START The records
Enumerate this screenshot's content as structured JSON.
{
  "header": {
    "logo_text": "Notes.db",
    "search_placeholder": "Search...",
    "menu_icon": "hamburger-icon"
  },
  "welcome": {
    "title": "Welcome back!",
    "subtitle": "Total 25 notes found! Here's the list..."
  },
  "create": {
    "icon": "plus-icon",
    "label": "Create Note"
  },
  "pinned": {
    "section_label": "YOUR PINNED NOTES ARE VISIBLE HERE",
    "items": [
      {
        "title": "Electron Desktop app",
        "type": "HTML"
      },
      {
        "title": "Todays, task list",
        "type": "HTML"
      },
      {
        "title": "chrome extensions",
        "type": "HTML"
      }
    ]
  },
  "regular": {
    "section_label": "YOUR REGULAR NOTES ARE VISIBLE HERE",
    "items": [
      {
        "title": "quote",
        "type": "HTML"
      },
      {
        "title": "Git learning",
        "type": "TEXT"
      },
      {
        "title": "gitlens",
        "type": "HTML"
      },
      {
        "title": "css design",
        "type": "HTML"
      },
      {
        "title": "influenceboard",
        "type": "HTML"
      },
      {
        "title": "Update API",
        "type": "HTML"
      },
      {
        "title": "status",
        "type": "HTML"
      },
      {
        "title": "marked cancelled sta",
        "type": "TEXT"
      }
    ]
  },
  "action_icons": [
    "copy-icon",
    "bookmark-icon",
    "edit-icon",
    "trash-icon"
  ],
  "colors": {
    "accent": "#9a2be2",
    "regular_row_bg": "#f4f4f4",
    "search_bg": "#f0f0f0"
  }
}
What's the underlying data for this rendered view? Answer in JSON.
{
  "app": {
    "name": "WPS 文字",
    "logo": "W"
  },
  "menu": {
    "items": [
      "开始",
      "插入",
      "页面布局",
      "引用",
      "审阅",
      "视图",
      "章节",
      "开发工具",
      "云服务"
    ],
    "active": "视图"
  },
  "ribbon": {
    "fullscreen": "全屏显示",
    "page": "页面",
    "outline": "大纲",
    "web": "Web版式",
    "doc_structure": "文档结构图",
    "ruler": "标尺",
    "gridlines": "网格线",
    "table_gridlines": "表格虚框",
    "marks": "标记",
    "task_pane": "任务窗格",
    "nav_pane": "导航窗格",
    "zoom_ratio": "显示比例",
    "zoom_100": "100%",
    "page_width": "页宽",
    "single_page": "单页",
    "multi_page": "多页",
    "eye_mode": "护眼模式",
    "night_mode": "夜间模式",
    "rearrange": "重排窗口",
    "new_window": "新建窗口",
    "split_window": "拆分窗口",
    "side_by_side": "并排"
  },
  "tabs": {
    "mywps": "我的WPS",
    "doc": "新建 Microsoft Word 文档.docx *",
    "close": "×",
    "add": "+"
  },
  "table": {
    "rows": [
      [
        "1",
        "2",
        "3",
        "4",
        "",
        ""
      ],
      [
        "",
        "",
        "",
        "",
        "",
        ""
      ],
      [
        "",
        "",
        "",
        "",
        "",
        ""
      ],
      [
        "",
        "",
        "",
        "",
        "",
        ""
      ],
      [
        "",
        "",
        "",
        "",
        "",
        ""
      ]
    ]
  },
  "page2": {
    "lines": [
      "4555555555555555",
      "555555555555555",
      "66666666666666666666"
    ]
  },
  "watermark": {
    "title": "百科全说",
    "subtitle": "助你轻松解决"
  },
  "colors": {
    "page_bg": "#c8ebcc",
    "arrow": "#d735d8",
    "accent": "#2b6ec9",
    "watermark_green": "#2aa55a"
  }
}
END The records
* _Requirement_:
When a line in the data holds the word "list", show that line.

* _Output of the task_:
    "subtitle": "Total 25 notes found! Here's the list..."
        "title": "Todays, task list",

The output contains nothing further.